[TASK]
Search the data for the word "label". Reproduce every line where it is found.

[PROVIDED DATA]
※ ※ ※

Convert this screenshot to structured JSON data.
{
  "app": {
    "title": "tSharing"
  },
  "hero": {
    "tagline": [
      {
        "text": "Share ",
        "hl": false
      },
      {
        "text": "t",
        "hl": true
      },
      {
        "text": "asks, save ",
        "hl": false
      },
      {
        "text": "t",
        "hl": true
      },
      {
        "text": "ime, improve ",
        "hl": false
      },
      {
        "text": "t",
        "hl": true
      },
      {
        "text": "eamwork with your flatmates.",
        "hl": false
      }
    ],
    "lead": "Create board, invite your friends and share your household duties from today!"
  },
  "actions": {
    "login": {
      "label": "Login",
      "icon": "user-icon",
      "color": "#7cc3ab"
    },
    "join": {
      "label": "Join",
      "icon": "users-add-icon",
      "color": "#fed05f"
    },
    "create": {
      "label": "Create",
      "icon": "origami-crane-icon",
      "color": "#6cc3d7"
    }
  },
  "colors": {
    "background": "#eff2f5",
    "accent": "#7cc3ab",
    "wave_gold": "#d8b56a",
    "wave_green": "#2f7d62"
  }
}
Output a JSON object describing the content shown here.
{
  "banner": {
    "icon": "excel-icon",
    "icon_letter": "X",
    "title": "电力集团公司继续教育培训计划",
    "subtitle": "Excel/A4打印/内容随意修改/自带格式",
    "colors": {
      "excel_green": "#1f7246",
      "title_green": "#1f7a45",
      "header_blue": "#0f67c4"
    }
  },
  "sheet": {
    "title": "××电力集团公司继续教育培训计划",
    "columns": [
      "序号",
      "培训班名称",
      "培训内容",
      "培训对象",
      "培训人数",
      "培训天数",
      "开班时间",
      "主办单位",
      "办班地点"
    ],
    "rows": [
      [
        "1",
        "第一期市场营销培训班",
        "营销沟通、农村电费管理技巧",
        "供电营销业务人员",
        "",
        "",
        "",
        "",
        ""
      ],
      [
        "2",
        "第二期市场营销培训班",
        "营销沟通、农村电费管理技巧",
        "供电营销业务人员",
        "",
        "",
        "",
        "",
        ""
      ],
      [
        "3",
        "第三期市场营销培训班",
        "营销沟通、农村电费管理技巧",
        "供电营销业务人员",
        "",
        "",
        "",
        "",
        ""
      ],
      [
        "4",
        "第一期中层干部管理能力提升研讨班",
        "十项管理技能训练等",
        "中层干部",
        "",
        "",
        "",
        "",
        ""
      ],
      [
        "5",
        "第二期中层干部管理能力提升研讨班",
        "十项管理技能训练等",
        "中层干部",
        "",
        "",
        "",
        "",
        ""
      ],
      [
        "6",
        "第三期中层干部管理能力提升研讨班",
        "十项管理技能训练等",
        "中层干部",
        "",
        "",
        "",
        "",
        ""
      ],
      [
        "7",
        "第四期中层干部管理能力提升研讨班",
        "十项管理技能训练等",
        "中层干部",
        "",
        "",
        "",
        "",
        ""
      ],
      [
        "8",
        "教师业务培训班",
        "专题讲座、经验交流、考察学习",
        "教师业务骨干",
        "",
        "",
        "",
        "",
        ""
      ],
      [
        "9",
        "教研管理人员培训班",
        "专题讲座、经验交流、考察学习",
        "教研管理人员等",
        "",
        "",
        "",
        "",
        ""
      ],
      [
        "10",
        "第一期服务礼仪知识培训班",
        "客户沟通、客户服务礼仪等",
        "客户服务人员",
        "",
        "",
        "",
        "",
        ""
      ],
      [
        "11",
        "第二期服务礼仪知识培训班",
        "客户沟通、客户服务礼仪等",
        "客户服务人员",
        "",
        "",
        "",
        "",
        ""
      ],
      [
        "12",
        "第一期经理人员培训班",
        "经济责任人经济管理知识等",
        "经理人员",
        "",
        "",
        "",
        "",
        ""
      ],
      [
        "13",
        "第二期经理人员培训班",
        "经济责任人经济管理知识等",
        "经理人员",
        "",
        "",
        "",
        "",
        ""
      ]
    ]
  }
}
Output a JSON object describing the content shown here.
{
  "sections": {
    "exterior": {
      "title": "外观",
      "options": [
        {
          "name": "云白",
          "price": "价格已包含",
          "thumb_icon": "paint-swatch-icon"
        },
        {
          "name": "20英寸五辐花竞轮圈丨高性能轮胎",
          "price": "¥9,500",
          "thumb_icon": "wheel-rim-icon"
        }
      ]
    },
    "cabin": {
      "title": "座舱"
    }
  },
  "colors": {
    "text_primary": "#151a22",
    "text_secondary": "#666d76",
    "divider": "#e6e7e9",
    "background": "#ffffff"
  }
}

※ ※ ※

[SOLUTION TO THIS EXERCISE]
      "label": "Login",
      "label": "Join",
      "label": "Create",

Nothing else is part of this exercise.